I realize I loved taking all these pieces that look like nothing, but when you put them together, suddenly you’ve got something that people have never seen before. I enjoy creating from nothing, and I guess that made me decide to work on buildings, as I’m a bit of an architectural nerd.
Another part of me also likes derelict buildings. I want to catch them before they fall down. I’m not a Luddite and realise developments will happen eventually, but some gems need to be captured. I feel a sense of racing against time. I had always toyed with the idea of scratch building miniature buildings but never gave it much thought until Aimee went back to work.
My first piece was the Yarraville Racing Pigeon Club House. It’s so tiny and obscure, so out of the way and so unknown. I figured this is something that’s perfect to tell more people about it. Look at the amazing little things we have around us, that no one knows about. Conveniently, the clubhouse has no windows, so it was easy to build. I completed it in three weeks.
I was happy with the clubhouse, but it wasn’t until the completion of my second piece, the Switch House, that I realised I actually love what I am doing. I could see it with my eyes, and translate what I see, into the real world.
All the pieces are made of plastic card or blue insulation foam. Every piece requires me to rack my brain. I have spent many nights awake, wondering how I am going to make a certain new aspect for each one.
Until now, I’m still making inner west, as I love it, and know it. I’m beginning to go further afield and making buildings from the CBD. I will always be making buildings from the Inner West, though.
How do I identify buildings that I’d like to build? They are generally buildings that catch my eye as I go through my daily life. I started with buildings closer to home, and over time, I’d notice other buildings. The ones I love are the ones that are falling down, with the paint peeling. That, to me has more personality.
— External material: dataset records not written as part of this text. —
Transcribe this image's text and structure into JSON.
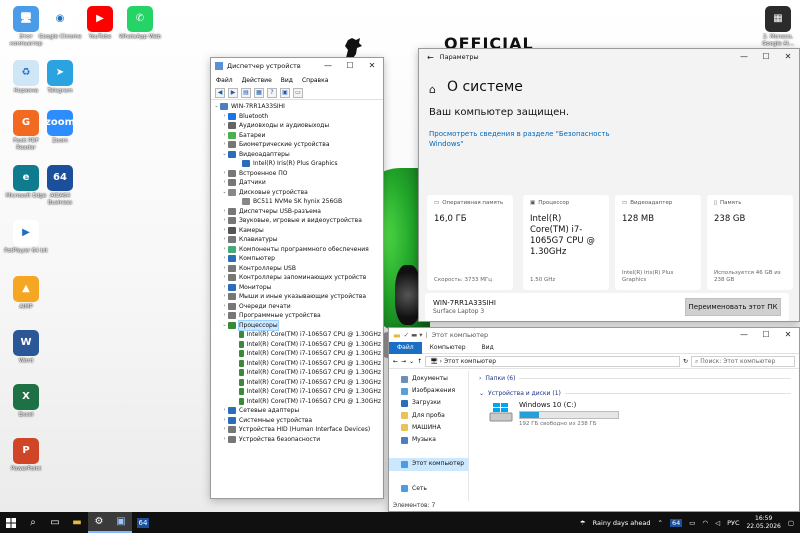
{
  "desktop": {
    "brand": "OFFICIAL",
    "icons": [
      {
        "label": "Этот компьютер",
        "color": "#4a9be8",
        "glyph": "🖥"
      },
      {
        "label": "Google Chrome",
        "color": "#ffffff",
        "glyph": "◉"
      },
      {
        "label": "YouTube",
        "color": "#ff0000",
        "glyph": "▶"
      },
      {
        "label": "WhatsApp Web",
        "color": "#25d366",
        "glyph": "✆"
      },
      {
        "label": "Корзина",
        "color": "#cfe6f7",
        "glyph": "♻"
      },
      {
        "label": "Telegram",
        "color": "#2aa3e0",
        "glyph": "➤"
      },
      {
        "label": "Foxit PDF Reader",
        "color": "#f26a21",
        "glyph": "G"
      },
      {
        "label": "Zoom",
        "color": "#2d8cff",
        "glyph": "zoom"
      },
      {
        "label": "Microsoft Edge",
        "color": "#0f7b8f",
        "glyph": "e"
      },
      {
        "label": "AIDA64 Business",
        "color": "#1b4f9c",
        "glyph": "64"
      },
      {
        "label": "PotPlayer 64 bit",
        "color": "#ffffff",
        "glyph": "▶"
      },
      {
        "label": "AIMP",
        "color": "#f5a623",
        "glyph": "▲"
      },
      {
        "label": "Word",
        "color": "#2b5797",
        "glyph": "W"
      },
      {
        "label": "Excel",
        "color": "#1e7145",
        "glyph": "X"
      },
      {
        "label": "PowerPoint",
        "color": "#d04525",
        "glyph": "P"
      }
    ],
    "right_icon": {
      "label": "2. Monaco, Google Al..."
    }
  },
  "devmgr": {
    "title": "Диспетчер устройств",
    "menu": [
      "Файл",
      "Действие",
      "Вид",
      "Справка"
    ],
    "root": "WIN-7RR1A33SIHI",
    "nodes": [
      {
        "label": "Bluetooth",
        "level": 1,
        "exp": "›",
        "color": "#1a73e8"
      },
      {
        "label": "Аудиовходы и аудиовыходы",
        "level": 1,
        "exp": "›",
        "color": "#666"
      },
      {
        "label": "Батареи",
        "level": 1,
        "exp": "›",
        "color": "#4caf50"
      },
      {
        "label": "Биометрические устройства",
        "level": 1,
        "exp": "›",
        "color": "#777"
      },
      {
        "label": "Видеоадаптеры",
        "level": 1,
        "exp": "⌄",
        "color": "#2a6ebb"
      },
      {
        "label": "Intel(R) Iris(R) Plus Graphics",
        "level": 2,
        "exp": "",
        "color": "#2a6ebb"
      },
      {
        "label": "Встроенное ПО",
        "level": 1,
        "exp": "›",
        "color": "#777"
      },
      {
        "label": "Датчики",
        "level": 1,
        "exp": "›",
        "color": "#777"
      },
      {
        "label": "Дисковые устройства",
        "level": 1,
        "exp": "⌄",
        "color": "#888"
      },
      {
        "label": "BC511 NVMe SK hynix 256GB",
        "level": 2,
        "exp": "",
        "color": "#888"
      },
      {
        "label": "Диспетчеры USB-разъема",
        "level": 1,
        "exp": "›",
        "color": "#777"
      },
      {
        "label": "Звуковые, игровые и видеоустройства",
        "level": 1,
        "exp": "›",
        "color": "#777"
      },
      {
        "label": "Камеры",
        "level": 1,
        "exp": "›",
        "color": "#555"
      },
      {
        "label": "Клавиатуры",
        "level": 1,
        "exp": "›",
        "color": "#777"
      },
      {
        "label": "Компоненты программного обеспечения",
        "level": 1,
        "exp": "›",
        "color": "#4a7"
      },
      {
        "label": "Компьютер",
        "level": 1,
        "exp": "›",
        "color": "#2a6ebb"
      },
      {
        "label": "Контроллеры USB",
        "level": 1,
        "exp": "›",
        "color": "#777"
      },
      {
        "label": "Контроллеры запоминающих устройств",
        "level": 1,
        "exp": "›",
        "color": "#777"
      },
      {
        "label": "Мониторы",
        "level": 1,
        "exp": "›",
        "color": "#2a6ebb"
      },
      {
        "label": "Мыши и иные указывающие устройства",
        "level": 1,
        "exp": "›",
        "color": "#777"
      },
      {
        "label": "Очереди печати",
        "level": 1,
        "exp": "›",
        "color": "#777"
      },
      {
        "label": "Программные устройства",
        "level": 1,
        "exp": "›",
        "color": "#777"
      },
      {
        "label": "Процессоры",
        "level": 1,
        "exp": "⌄",
        "color": "#3a8a3a",
        "selected": true
      },
      {
        "label": "Intel(R) Core(TM) i7-1065G7 CPU @ 1.30GHz",
        "level": 2,
        "exp": "",
        "color": "#3a8a3a"
      },
      {
        "label": "Intel(R) Core(TM) i7-1065G7 CPU @ 1.30GHz",
        "level": 2,
        "exp": "",
        "color": "#3a8a3a"
      },
      {
        "label": "Intel(R) Core(TM) i7-1065G7 CPU @ 1.30GHz",
        "level": 2,
        "exp": "",
        "color": "#3a8a3a"
      },
      {
        "label": "Intel(R) Core(TM) i7-1065G7 CPU @ 1.30GHz",
        "level": 2,
        "exp": "",
        "color": "#3a8a3a"
      },
      {
        "label": "Intel(R) Core(TM) i7-1065G7 CPU @ 1.30GHz",
        "level": 2,
        "exp": "",
        "color": "#3a8a3a"
      },
      {
        "label": "Intel(R) Core(TM) i7-1065G7 CPU @ 1.30GHz",
        "level": 2,
        "exp": "",
        "color": "#3a8a3a"
      },
      {
        "label": "Intel(R) Core(TM) i7-1065G7 CPU @ 1.30GHz",
        "level": 2,
        "exp": "",
        "color": "#3a8a3a"
      },
      {
        "label": "Intel(R) Core(TM) i7-1065G7 CPU @ 1.30GHz",
        "level": 2,
        "exp": "",
        "color": "#3a8a3a"
      },
      {
        "label": "Сетевые адаптеры",
        "level": 1,
        "exp": "›",
        "color": "#2a6ebb"
      },
      {
        "label": "Системные устройства",
        "level": 1,
        "exp": "›",
        "color": "#2a6ebb"
      },
      {
        "label": "Устройства HID (Human Interface Devices)",
        "level": 1,
        "exp": "›",
        "color": "#777"
      },
      {
        "label": "Устройства безопасности",
        "level": 1,
        "exp": "›",
        "color": "#777"
      }
    ]
  },
  "settings": {
    "app_title": "Параметры",
    "page_title": "О системе",
    "protected": "Ваш компьютер защищен.",
    "link": "Просмотреть сведения в разделе \"Безопасность Windows\"",
    "cards": [
      {
        "header": "Оперативная память",
        "value": "16,0 ГБ",
        "sub": "Скорость: 3733 МГц"
      },
      {
        "header": "Процессор",
        "value": "Intel(R) Core(TM) i7-1065G7 CPU @ 1.30GHz",
        "sub": "1.50 GHz"
      },
      {
        "header": "Видеоадаптер",
        "value": "128 MB",
        "sub": "Intel(R) Iris(R) Plus Graphics"
      },
      {
        "header": "Память",
        "value": "238 GB",
        "sub": "Используется 46 GB из 238 GB"
      }
    ],
    "pc_name": "WIN-7RR1A33SIHI",
    "pc_model": "Surface Laptop 3",
    "rename_button": "Переименовать этот ПК"
  },
  "explorer": {
    "title": "Этот компьютер",
    "ribbon": [
      "Файл",
      "Компьютер",
      "Вид"
    ],
    "address": "Этот компьютер",
    "search_placeholder": "Поиск: Этот компьютер",
    "nav": [
      {
        "label": "Документы",
        "color": "#6d8fb5"
      },
      {
        "label": "Изображения",
        "color": "#5aa0d8"
      },
      {
        "label": "Загрузки",
        "color": "#2a6ebb"
      },
      {
        "label": "Для проба",
        "color": "#e8c35a"
      },
      {
        "label": "МАШИНА",
        "color": "#e8c35a"
      },
      {
        "label": "Музыка",
        "color": "#4a7fc1"
      },
      {
        "label": "",
        "color": "#ffffff"
      },
      {
        "label": "Этот компьютер",
        "color": "#4a9be8",
        "selected": true
      },
      {
        "label": "",
        "color": "#ffffff"
      },
      {
        "label": "Сеть",
        "color": "#4a9be8"
      }
    ],
    "group_folders": "Папки (6)",
    "group_drives": "Устройства и диски (1)",
    "drive_name": "Windows 10 (C:)",
    "drive_free": "192 ГБ свободно из 238 ГБ",
    "drive_used_fraction": 0.19,
    "status": "Элементов: 7"
  },
  "taskbar": {
    "weather": "Rainy days ahead",
    "lang": "РУС",
    "time": "16:59",
    "date": "22.05.2026",
    "aida": "64"
  }
}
Bar the Sun Theatre, I never asked for permission to build them. With the Sun Theatre, I had to measure the building, as it’s an operating business. I had contacted them first and introduced myself. Luckily they knew who I was, and they’ve given me a lot of reference photos.
Back in the 90s, the theatre was derelict and was up for sale. It was nearly torn down. People look at it now and think it’s the Jewel of the Inner West, but don’t realise how close it was to being demolished. I wanted to capture that stage of her life when it was really falling apart and looked like crap.
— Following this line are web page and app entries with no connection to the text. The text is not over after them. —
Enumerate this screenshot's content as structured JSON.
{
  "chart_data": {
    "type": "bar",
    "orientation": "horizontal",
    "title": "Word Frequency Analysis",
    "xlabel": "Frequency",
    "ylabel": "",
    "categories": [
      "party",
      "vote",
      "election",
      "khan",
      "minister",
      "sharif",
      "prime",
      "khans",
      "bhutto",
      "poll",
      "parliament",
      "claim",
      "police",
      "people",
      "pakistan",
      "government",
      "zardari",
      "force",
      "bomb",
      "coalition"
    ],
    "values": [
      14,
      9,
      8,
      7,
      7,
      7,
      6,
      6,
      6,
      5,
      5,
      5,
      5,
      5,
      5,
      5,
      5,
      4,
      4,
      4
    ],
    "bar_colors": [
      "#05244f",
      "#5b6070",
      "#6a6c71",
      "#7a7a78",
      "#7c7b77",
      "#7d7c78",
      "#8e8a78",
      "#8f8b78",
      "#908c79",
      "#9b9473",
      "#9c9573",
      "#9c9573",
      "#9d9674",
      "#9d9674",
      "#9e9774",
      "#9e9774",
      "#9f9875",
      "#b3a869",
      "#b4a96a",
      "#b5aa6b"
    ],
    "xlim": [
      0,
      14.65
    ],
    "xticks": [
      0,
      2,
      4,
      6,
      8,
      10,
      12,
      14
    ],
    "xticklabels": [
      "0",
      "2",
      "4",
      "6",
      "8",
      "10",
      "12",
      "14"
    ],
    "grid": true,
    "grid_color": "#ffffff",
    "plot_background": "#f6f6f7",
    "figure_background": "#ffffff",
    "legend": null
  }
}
How do I measure them? I would draw sketches and take measurements with a tape measure, and get the window widths, door heights, and start forming a photo. There’s a bit of math involved. If this door is 50cm long, then that door is five times bigger.
There is one piece that I’m going to be building soon. After I complete the Sun Theatre, I want to build this old building on Williamstown Road. It’s an old, abandoned shop, and right at the top of it has a sign that says “The Beehive 1889”. There’s been a lot of shops within the building over her lifetime, but it still says Williamstown and Newport Undergarment Depot.
From 13 to 26 March this year, I’ve got a solo show at the Long Space Gallery in Newport. It will showcase everything I have produced this past year. Photos are allowed, and I’ll be working on my new buildings while people visit and watch. I like people watching what I do.
I believe if you don’t learn something new every day, it’s a waste of a day. I’m trying to produce more ambitious work each time, and like to try out new techniques.
My favourite cafes are Willow and Coracle. They have lovely food. Generally, you can find me at home.
What I find really satisfying about what I do, is I’ve always worked in a creative role. However what killed me was by the time it was finished, it would be sent up the line for approval, and would always come back with various changes. I’m not a precious designer, but it killed me slowly every time my creative idea was changed or diluted. Now, a miniature is finished when I say it’s finished.”